What you have to do: In the entries below, every line that contains "actinide" must be located and copied.

Provided records:
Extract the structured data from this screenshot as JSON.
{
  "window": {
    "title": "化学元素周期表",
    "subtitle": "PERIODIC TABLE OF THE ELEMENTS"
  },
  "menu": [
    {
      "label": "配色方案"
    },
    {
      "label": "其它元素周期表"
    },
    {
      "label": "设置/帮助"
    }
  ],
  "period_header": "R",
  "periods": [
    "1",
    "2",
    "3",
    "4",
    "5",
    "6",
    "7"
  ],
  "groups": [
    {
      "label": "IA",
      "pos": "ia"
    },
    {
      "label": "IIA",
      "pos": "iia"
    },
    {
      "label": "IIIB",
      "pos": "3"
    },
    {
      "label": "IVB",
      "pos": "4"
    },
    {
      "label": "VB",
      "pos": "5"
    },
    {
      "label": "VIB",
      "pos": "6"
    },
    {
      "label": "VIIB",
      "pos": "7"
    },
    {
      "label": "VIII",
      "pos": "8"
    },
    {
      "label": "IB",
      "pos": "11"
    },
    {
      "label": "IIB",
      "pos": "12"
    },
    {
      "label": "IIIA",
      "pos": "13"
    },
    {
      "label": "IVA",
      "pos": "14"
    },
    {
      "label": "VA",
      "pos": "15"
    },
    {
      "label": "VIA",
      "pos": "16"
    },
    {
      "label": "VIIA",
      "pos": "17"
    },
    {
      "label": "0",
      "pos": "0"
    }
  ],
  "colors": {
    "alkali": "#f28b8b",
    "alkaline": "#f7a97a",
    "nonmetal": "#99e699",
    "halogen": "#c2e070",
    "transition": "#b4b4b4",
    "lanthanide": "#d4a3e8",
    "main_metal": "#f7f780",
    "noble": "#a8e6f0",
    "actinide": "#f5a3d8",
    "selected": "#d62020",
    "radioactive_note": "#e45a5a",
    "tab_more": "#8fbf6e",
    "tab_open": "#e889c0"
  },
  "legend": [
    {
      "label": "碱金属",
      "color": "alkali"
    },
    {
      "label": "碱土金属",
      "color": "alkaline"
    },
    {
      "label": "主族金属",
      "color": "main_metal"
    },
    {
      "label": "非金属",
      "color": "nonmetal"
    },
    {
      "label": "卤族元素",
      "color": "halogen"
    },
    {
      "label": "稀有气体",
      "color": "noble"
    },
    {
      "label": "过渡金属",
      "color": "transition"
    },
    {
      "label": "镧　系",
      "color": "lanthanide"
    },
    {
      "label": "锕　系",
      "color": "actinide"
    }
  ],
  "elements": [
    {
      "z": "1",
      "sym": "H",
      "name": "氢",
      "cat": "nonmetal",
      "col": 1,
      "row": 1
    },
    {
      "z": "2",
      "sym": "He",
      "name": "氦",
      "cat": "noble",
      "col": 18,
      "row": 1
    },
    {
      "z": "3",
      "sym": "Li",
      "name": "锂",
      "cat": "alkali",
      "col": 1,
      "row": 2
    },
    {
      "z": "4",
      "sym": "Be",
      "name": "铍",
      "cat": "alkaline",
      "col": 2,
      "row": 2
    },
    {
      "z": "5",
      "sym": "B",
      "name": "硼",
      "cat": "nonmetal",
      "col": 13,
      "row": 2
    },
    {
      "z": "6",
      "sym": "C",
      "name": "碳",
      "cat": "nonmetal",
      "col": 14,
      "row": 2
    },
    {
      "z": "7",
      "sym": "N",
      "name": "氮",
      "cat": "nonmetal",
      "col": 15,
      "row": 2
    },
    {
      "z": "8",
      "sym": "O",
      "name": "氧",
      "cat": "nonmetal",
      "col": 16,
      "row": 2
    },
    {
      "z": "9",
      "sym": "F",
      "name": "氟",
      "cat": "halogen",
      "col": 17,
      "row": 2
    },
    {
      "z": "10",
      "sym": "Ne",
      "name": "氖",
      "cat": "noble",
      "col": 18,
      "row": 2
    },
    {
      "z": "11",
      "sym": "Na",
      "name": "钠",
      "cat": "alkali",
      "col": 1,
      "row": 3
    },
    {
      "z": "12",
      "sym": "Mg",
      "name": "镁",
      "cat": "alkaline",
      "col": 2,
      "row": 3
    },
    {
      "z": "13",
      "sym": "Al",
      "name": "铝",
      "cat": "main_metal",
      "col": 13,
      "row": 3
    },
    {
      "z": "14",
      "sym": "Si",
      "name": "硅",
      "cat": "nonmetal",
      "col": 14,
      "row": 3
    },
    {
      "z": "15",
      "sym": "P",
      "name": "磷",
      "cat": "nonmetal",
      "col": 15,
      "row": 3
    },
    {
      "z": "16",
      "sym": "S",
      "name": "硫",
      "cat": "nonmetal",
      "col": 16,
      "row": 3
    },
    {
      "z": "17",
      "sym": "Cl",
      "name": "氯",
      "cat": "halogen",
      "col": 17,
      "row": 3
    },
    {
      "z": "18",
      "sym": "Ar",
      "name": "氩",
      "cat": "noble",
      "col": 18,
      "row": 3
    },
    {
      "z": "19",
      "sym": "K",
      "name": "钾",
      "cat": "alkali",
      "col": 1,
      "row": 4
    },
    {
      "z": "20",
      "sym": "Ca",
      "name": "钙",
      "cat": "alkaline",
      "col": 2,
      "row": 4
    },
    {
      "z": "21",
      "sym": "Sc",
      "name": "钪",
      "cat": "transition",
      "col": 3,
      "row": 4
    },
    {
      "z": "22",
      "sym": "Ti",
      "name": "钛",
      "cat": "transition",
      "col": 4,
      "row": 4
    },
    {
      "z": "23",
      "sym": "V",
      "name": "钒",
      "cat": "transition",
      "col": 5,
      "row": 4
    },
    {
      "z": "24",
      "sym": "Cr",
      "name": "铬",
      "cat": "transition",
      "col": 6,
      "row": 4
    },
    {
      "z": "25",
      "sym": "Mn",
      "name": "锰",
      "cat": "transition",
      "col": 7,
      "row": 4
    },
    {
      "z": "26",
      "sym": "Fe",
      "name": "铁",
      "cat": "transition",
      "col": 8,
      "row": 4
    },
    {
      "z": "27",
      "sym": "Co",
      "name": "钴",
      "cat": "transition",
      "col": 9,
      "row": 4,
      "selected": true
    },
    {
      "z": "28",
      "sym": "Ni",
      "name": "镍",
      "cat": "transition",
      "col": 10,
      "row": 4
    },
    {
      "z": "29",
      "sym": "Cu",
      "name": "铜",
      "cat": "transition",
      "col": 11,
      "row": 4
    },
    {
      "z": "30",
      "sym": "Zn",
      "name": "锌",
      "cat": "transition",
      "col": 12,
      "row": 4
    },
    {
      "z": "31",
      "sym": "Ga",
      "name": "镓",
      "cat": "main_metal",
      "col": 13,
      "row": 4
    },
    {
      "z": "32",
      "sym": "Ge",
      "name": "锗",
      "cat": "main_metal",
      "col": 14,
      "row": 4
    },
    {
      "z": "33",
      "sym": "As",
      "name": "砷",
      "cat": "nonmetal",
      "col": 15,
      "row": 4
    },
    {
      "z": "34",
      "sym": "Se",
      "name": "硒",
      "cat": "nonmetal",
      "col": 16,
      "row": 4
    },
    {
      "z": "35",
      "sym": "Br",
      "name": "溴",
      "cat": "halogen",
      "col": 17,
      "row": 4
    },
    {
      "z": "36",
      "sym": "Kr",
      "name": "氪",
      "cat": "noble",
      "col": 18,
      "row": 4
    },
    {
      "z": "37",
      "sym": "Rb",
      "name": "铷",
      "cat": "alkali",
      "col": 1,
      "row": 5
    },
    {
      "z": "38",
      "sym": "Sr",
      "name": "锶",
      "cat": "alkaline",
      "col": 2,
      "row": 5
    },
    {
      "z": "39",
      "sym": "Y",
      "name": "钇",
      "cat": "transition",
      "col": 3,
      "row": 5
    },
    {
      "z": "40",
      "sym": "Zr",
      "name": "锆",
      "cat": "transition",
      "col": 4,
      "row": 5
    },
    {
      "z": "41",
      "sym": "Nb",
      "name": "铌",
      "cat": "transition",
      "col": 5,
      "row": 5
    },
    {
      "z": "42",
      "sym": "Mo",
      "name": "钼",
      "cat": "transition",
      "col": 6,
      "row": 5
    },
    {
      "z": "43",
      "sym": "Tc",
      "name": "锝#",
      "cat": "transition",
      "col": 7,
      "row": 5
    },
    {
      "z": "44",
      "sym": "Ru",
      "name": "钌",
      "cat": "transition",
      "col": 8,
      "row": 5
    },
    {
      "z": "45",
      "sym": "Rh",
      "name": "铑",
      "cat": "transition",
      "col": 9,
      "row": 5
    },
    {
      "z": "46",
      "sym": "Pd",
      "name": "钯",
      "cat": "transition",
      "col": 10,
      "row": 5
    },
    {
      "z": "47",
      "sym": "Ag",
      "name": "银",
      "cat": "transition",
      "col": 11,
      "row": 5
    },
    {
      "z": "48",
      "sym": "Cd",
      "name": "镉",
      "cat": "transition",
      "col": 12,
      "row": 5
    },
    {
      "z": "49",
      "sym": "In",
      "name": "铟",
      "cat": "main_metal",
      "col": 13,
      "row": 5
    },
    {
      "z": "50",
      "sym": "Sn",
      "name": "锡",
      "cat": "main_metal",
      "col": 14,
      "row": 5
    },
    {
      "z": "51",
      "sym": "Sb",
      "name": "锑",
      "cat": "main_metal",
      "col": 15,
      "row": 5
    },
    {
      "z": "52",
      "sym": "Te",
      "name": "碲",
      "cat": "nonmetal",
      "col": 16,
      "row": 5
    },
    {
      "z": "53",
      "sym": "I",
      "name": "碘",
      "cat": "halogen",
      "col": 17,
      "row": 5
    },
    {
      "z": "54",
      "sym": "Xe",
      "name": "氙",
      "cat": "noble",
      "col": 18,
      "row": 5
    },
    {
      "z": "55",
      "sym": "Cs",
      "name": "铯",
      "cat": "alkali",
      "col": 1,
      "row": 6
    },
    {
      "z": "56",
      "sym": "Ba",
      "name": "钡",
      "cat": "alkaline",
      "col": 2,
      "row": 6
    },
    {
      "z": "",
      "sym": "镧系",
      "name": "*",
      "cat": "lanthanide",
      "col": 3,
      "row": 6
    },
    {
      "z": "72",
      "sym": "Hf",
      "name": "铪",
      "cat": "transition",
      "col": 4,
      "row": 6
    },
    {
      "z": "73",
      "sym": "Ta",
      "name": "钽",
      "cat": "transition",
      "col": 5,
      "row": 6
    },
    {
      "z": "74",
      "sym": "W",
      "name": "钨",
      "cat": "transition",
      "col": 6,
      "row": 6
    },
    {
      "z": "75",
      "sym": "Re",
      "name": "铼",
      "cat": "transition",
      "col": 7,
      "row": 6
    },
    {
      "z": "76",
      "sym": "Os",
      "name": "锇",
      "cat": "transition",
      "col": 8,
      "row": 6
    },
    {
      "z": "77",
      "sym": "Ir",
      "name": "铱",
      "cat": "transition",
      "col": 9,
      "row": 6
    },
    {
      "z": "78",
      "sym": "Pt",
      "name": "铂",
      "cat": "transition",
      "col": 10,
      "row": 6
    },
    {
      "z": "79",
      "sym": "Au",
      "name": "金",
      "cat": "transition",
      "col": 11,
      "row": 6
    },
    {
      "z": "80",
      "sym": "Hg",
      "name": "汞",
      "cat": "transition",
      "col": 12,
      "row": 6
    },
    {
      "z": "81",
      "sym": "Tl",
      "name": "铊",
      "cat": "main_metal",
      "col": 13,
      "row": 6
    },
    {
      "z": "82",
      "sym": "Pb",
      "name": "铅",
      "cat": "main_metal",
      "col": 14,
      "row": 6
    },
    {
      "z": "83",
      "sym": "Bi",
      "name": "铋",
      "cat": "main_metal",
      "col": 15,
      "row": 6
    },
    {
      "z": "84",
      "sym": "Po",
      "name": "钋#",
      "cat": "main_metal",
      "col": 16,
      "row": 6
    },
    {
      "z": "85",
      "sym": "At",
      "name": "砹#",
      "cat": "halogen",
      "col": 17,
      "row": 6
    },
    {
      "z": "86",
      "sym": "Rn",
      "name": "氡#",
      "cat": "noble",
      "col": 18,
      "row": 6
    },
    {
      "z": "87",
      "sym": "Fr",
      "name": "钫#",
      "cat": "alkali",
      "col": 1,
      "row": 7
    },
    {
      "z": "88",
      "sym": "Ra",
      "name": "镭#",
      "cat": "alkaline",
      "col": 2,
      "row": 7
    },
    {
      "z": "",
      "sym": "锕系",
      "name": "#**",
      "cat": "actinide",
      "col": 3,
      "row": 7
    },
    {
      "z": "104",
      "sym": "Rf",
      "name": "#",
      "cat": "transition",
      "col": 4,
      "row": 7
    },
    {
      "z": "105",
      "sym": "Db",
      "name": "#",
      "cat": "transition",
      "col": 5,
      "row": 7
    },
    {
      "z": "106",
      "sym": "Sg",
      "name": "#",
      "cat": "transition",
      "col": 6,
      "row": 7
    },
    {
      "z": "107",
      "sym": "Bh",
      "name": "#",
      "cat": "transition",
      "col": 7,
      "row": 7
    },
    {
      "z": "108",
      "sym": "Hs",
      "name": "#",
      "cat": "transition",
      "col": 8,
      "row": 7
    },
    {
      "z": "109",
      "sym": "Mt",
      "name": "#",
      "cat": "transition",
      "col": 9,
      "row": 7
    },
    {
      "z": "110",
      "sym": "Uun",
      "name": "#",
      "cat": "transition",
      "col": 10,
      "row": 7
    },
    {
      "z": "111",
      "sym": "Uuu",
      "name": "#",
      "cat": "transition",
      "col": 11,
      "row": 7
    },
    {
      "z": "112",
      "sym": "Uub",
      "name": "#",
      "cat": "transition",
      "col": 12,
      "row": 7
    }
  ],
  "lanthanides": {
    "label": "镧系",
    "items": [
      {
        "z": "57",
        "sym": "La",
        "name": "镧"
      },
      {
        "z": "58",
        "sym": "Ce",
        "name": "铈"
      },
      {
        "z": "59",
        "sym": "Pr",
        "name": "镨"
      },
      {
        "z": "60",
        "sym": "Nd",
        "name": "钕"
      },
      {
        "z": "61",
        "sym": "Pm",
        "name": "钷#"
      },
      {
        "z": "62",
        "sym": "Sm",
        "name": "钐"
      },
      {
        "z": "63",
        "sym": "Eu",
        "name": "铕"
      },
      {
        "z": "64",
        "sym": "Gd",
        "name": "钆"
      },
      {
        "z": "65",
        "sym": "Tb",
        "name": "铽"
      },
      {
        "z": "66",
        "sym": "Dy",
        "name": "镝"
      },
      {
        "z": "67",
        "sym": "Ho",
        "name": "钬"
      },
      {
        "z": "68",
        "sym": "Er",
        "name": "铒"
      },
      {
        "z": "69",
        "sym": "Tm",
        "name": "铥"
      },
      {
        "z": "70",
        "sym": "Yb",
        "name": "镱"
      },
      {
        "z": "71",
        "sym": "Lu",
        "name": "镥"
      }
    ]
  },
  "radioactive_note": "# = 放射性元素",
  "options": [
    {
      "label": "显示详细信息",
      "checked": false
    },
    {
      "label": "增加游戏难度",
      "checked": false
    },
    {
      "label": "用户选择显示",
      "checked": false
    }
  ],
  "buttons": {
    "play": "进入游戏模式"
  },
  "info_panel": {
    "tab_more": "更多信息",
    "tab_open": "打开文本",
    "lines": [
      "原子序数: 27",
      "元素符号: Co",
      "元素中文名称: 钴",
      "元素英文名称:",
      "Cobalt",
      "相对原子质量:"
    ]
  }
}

Task answer:
    "actinide": "#f5a3d8",
      "color": "actinide"
      "cat": "actinide",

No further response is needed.